A verbatim copy of the entries is the required answer.

:: RECORDS SUPPLIED ::

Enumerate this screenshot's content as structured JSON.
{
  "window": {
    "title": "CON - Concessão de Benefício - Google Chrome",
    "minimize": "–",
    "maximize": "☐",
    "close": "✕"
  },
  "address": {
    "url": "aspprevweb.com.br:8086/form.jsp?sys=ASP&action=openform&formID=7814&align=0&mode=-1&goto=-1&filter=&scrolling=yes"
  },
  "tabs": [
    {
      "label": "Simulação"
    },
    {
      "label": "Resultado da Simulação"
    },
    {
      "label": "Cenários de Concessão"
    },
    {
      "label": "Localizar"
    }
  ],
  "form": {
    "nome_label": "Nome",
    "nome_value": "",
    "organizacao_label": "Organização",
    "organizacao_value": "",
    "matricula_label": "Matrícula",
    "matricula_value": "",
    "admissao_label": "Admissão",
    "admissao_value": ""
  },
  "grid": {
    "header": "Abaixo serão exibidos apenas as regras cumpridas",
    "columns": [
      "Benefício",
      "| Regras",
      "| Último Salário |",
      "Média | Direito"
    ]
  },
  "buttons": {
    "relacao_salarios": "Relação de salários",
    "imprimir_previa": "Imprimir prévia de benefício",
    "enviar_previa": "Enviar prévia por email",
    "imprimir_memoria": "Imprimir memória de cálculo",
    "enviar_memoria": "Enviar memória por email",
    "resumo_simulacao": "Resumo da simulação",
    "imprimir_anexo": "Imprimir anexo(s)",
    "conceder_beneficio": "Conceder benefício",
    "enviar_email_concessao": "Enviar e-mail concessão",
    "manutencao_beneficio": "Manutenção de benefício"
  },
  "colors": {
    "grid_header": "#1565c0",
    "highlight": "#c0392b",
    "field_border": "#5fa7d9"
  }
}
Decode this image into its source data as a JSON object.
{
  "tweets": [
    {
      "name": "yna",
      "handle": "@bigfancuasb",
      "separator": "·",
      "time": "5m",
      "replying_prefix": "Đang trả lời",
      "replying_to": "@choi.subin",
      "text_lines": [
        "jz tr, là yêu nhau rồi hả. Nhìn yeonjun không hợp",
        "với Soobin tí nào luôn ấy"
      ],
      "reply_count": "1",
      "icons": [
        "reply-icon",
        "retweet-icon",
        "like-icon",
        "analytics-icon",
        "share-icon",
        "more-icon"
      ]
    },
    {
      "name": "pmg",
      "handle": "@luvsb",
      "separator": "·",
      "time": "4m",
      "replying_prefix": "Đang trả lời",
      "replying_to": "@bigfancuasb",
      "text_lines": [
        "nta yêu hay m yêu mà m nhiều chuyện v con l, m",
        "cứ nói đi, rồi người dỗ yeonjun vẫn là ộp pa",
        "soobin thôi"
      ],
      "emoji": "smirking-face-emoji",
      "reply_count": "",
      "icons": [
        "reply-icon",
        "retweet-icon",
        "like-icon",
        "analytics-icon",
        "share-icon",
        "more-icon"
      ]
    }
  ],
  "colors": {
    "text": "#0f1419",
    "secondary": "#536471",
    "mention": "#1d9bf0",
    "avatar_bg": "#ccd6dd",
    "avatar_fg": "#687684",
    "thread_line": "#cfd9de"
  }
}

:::

**ANSWER TO THE EXERCISE:**
Enumerate this screenshot's content as structured JSON.
{
  "window": {
    "title": "CON - Concessão de Benefício - Google Chrome",
    "minimize": "–",
    "maximize": "☐",
    "close": "✕"
  },
  "address": {
    "url": "aspprevweb.com.br:8086/form.jsp?sys=ASP&action=openform&formID=7814&align=0&mode=-1&goto=-1&filter=&scrolling=yes"
  },
  "tabs": [
    {
      "label": "Simulação"
    },
    {
      "label": "Resultado da Simulação"
    },
    {
      "label": "Cenários de Concessão"
    },
    {
      "label": "Localizar"
    }
  ],
  "form": {
    "nome_label": "Nome",
    "nome_value": "",
    "organizacao_label": "Organização",
    "organizacao_value": "",
    "matricula_label": "Matrícula",
    "matricula_value": "",
    "admissao_label": "Admissão",
    "admissao_value": ""
  },
  "grid": {
    "header": "Abaixo serão exibidos apenas as regras cumpridas",
    "columns": [
      "Benefício",
      "| Regras",
      "| Último Salário |",
      "Média | Direito"
    ]
  },
  "buttons": {
    "relacao_salarios": "Relação de salários",
    "imprimir_previa": "Imprimir prévia de benefício",
    "enviar_previa": "Enviar prévia por email",
    "imprimir_memoria": "Imprimir memória de cálculo",
    "enviar_memoria": "Enviar memória por email",
    "resumo_simulacao": "Resumo da simulação",
    "imprimir_anexo": "Imprimir anexo(s)",
    "conceder_beneficio": "Conceder benefício",
    "enviar_email_concessao": "Enviar e-mail concessão",
    "manutencao_beneficio": "Manutenção de benefício"
  },
  "colors": {
    "grid_header": "#1565c0",
    "highlight": "#c0392b",
    "field_border": "#5fa7d9"
  }
}
Decode this image into its source data as a JSON object.
{
  "tweets": [
    {
      "name": "yna",
      "handle": "@bigfancuasb",
      "separator": "·",
      "time": "5m",
      "replying_prefix": "Đang trả lời",
      "replying_to": "@choi.subin",
      "text_lines": [
        "jz tr, là yêu nhau rồi hả. Nhìn yeonjun không hợp",
        "với Soobin tí nào luôn ấy"
      ],
      "reply_count": "1",
      "icons": [
        "reply-icon",
        "retweet-icon",
        "like-icon",
        "analytics-icon",
        "share-icon",
        "more-icon"
      ]
    },
    {
      "name": "pmg",
      "handle": "@luvsb",
      "separator": "·",
      "time": "4m",
      "replying_prefix": "Đang trả lời",
      "replying_to": "@bigfancuasb",
      "text_lines": [
        "nta yêu hay m yêu mà m nhiều chuyện v con l, m",
        "cứ nói đi, rồi người dỗ yeonjun vẫn là ộp pa",
        "soobin thôi"
      ],
      "emoji": "smirking-face-emoji",
      "reply_count": "",
      "icons": [
        "reply-icon",
        "retweet-icon",
        "like-icon",
        "analytics-icon",
        "share-icon",
        "more-icon"
      ]
    }
  ],
  "colors": {
    "text": "#0f1419",
    "secondary": "#536471",
    "mention": "#1d9bf0",
    "avatar_bg": "#ccd6dd",
    "avatar_fg": "#687684",
    "thread_line": "#cfd9de"
  }
}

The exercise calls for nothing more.